* Exercise brief
Reproduce the entries. Match every word.

Records from a dataset:
+ + + +

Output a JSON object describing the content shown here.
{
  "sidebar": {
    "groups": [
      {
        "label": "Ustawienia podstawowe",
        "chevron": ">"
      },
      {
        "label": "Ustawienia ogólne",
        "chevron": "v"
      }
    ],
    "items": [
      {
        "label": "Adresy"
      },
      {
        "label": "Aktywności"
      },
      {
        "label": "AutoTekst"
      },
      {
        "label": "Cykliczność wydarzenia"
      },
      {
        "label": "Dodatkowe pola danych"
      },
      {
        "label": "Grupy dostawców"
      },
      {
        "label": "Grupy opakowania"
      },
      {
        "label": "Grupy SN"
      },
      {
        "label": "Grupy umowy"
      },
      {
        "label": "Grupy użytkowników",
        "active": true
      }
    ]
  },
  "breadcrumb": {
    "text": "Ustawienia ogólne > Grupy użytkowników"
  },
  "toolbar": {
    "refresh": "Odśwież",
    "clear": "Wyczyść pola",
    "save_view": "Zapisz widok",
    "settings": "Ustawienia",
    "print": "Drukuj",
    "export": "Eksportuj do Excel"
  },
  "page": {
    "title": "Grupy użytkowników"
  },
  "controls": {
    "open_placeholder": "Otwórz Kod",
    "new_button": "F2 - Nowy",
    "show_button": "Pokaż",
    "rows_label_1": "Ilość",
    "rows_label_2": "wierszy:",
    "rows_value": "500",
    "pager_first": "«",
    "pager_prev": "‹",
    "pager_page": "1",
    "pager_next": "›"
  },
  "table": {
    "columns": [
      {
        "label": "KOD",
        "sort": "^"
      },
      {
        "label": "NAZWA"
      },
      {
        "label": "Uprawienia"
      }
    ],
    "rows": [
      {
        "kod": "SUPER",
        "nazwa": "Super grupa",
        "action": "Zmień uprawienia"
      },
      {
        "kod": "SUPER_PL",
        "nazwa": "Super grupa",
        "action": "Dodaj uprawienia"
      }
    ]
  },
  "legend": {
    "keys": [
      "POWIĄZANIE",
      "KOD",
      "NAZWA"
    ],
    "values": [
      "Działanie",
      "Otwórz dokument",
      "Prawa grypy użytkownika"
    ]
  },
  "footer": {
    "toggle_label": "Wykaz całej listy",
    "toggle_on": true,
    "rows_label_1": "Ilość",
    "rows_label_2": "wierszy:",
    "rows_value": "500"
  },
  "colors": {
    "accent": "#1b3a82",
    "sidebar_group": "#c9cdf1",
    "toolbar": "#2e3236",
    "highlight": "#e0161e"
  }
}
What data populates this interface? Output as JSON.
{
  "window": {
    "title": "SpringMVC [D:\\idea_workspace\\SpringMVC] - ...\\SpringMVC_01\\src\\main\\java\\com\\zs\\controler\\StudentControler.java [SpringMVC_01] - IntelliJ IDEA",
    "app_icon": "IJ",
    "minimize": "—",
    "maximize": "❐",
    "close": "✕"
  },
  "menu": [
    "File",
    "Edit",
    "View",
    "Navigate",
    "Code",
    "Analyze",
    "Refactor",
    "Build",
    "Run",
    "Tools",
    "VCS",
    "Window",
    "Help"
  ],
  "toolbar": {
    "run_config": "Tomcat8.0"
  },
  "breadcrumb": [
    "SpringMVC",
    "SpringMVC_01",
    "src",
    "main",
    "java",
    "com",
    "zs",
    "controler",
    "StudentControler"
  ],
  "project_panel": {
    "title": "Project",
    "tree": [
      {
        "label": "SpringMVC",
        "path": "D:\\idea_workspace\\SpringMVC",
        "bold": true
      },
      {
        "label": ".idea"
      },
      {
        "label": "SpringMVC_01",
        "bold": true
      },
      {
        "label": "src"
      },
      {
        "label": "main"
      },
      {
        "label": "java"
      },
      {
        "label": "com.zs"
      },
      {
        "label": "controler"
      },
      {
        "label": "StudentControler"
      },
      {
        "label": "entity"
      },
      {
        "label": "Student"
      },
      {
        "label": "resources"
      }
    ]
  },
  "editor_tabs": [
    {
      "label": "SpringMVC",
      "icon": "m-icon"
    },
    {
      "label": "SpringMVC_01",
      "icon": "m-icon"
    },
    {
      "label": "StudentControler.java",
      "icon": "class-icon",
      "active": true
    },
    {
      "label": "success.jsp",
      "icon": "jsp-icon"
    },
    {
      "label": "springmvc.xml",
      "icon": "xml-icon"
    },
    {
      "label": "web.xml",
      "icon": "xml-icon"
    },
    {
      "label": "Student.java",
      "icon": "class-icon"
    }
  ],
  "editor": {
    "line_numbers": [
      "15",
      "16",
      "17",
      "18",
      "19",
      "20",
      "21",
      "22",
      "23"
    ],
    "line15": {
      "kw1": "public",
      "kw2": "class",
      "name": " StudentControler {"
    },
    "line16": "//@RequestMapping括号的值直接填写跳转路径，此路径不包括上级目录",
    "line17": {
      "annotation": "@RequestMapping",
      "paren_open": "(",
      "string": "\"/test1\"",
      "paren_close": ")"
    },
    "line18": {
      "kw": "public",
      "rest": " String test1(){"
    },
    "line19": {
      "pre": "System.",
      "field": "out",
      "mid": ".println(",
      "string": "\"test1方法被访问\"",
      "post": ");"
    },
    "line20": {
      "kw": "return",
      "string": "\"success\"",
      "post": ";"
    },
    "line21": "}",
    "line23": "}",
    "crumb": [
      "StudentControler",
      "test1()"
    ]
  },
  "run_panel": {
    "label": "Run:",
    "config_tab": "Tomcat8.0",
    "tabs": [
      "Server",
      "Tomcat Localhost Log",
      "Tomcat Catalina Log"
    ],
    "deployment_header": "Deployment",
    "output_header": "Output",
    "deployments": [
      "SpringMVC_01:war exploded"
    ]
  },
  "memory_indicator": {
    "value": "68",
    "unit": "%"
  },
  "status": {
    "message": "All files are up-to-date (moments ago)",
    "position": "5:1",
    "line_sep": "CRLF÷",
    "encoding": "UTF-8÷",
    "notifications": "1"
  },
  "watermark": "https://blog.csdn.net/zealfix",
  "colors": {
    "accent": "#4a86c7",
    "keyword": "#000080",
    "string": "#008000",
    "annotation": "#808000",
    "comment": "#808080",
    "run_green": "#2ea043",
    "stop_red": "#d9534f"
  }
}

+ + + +

* Reply
Output a JSON object describing the content shown here.
{
  "sidebar": {
    "groups": [
      {
        "label": "Ustawienia podstawowe",
        "chevron": ">"
      },
      {
        "label": "Ustawienia ogólne",
        "chevron": "v"
      }
    ],
    "items": [
      {
        "label": "Adresy"
      },
      {
        "label": "Aktywności"
      },
      {
        "label": "AutoTekst"
      },
      {
        "label": "Cykliczność wydarzenia"
      },
      {
        "label": "Dodatkowe pola danych"
      },
      {
        "label": "Grupy dostawców"
      },
      {
        "label": "Grupy opakowania"
      },
      {
        "label": "Grupy SN"
      },
      {
        "label": "Grupy umowy"
      },
      {
        "label": "Grupy użytkowników",
        "active": true
      }
    ]
  },
  "breadcrumb": {
    "text": "Ustawienia ogólne > Grupy użytkowników"
  },
  "toolbar": {
    "refresh": "Odśwież",
    "clear": "Wyczyść pola",
    "save_view": "Zapisz widok",
    "settings": "Ustawienia",
    "print": "Drukuj",
    "export": "Eksportuj do Excel"
  },
  "page": {
    "title": "Grupy użytkowników"
  },
  "controls": {
    "open_placeholder": "Otwórz Kod",
    "new_button": "F2 - Nowy",
    "show_button": "Pokaż",
    "rows_label_1": "Ilość",
    "rows_label_2": "wierszy:",
    "rows_value": "500",
    "pager_first": "«",
    "pager_prev": "‹",
    "pager_page": "1",
    "pager_next": "›"
  },
  "table": {
    "columns": [
      {
        "label": "KOD",
        "sort": "^"
      },
      {
        "label": "NAZWA"
      },
      {
        "label": "Uprawienia"
      }
    ],
    "rows": [
      {
        "kod": "SUPER",
        "nazwa": "Super grupa",
        "action": "Zmień uprawienia"
      },
      {
        "kod": "SUPER_PL",
        "nazwa": "Super grupa",
        "action": "Dodaj uprawienia"
      }
    ]
  },
  "legend": {
    "keys": [
      "POWIĄZANIE",
      "KOD",
      "NAZWA"
    ],
    "values": [
      "Działanie",
      "Otwórz dokument",
      "Prawa grypy użytkownika"
    ]
  },
  "footer": {
    "toggle_label": "Wykaz całej listy",
    "toggle_on": true,
    "rows_label_1": "Ilość",
    "rows_label_2": "wierszy:",
    "rows_value": "500"
  },
  "colors": {
    "accent": "#1b3a82",
    "sidebar_group": "#c9cdf1",
    "toolbar": "#2e3236",
    "highlight": "#e0161e"
  }
}
What data populates this interface? Output as JSON.
{
  "window": {
    "title": "SpringMVC [D:\\idea_workspace\\SpringMVC] - ...\\SpringMVC_01\\src\\main\\java\\com\\zs\\controler\\StudentControler.java [SpringMVC_01] - IntelliJ IDEA",
    "app_icon": "IJ",
    "minimize": "—",
    "maximize": "❐",
    "close": "✕"
  },
  "menu": [
    "File",
    "Edit",
    "View",
    "Navigate",
    "Code",
    "Analyze",
    "Refactor",
    "Build",
    "Run",
    "Tools",
    "VCS",
    "Window",
    "Help"
  ],
  "toolbar": {
    "run_config": "Tomcat8.0"
  },
  "breadcrumb": [
    "SpringMVC",
    "SpringMVC_01",
    "src",
    "main",
    "java",
    "com",
    "zs",
    "controler",
    "StudentControler"
  ],
  "project_panel": {
    "title": "Project",
    "tree": [
      {
        "label": "SpringMVC",
        "path": "D:\\idea_workspace\\SpringMVC",
        "bold": true
      },
      {
        "label": ".idea"
      },
      {
        "label": "SpringMVC_01",
        "bold": true
      },
      {
        "label": "src"
      },
      {
        "label": "main"
      },
      {
        "label": "java"
      },
      {
        "label": "com.zs"
      },
      {
        "label": "controler"
      },
      {
        "label": "StudentControler"
      },
      {
        "label": "entity"
      },
      {
        "label": "Student"
      },
      {
        "label": "resources"
      }
    ]
  },
  "editor_tabs": [
    {
      "label": "SpringMVC",
      "icon": "m-icon"
    },
    {
      "label": "SpringMVC_01",
      "icon": "m-icon"
    },
    {
      "label": "StudentControler.java",
      "icon": "class-icon",
      "active": true
    },
    {
      "label": "success.jsp",
      "icon": "jsp-icon"
    },
    {
      "label": "springmvc.xml",
      "icon": "xml-icon"
    },
    {
      "label": "web.xml",
      "icon": "xml-icon"
    },
    {
      "label": "Student.java",
      "icon": "class-icon"
    }
  ],
  "editor": {
    "line_numbers": [
      "15",
      "16",
      "17",
      "18",
      "19",
      "20",
      "21",
      "22",
      "23"
    ],
    "line15": {
      "kw1": "public",
      "kw2": "class",
      "name": " StudentControler {"
    },
    "line16": "//@RequestMapping括号的值直接填写跳转路径，此路径不包括上级目录",
    "line17": {
      "annotation": "@RequestMapping",
      "paren_open": "(",
      "string": "\"/test1\"",
      "paren_close": ")"
    },
    "line18": {
      "kw": "public",
      "rest": " String test1(){"
    },
    "line19": {
      "pre": "System.",
      "field": "out",
      "mid": ".println(",
      "string": "\"test1方法被访问\"",
      "post": ");"
    },
    "line20": {
      "kw": "return",
      "string": "\"success\"",
      "post": ";"
    },
    "line21": "}",
    "line23": "}",
    "crumb": [
      "StudentControler",
      "test1()"
    ]
  },
  "run_panel": {
    "label": "Run:",
    "config_tab": "Tomcat8.0",
    "tabs": [
      "Server",
      "Tomcat Localhost Log",
      "Tomcat Catalina Log"
    ],
    "deployment_header": "Deployment",
    "output_header": "Output",
    "deployments": [
      "SpringMVC_01:war exploded"
    ]
  },
  "memory_indicator": {
    "value": "68",
    "unit": "%"
  },
  "status": {
    "message": "All files are up-to-date (moments ago)",
    "position": "5:1",
    "line_sep": "CRLF÷",
    "encoding": "UTF-8÷",
    "notifications": "1"
  },
  "watermark": "https://blog.csdn.net/zealfix",
  "colors": {
    "accent": "#4a86c7",
    "keyword": "#000080",
    "string": "#008000",
    "annotation": "#808000",
    "comment": "#808080",
    "run_green": "#2ea043",
    "stop_red": "#d9534f"
  }
}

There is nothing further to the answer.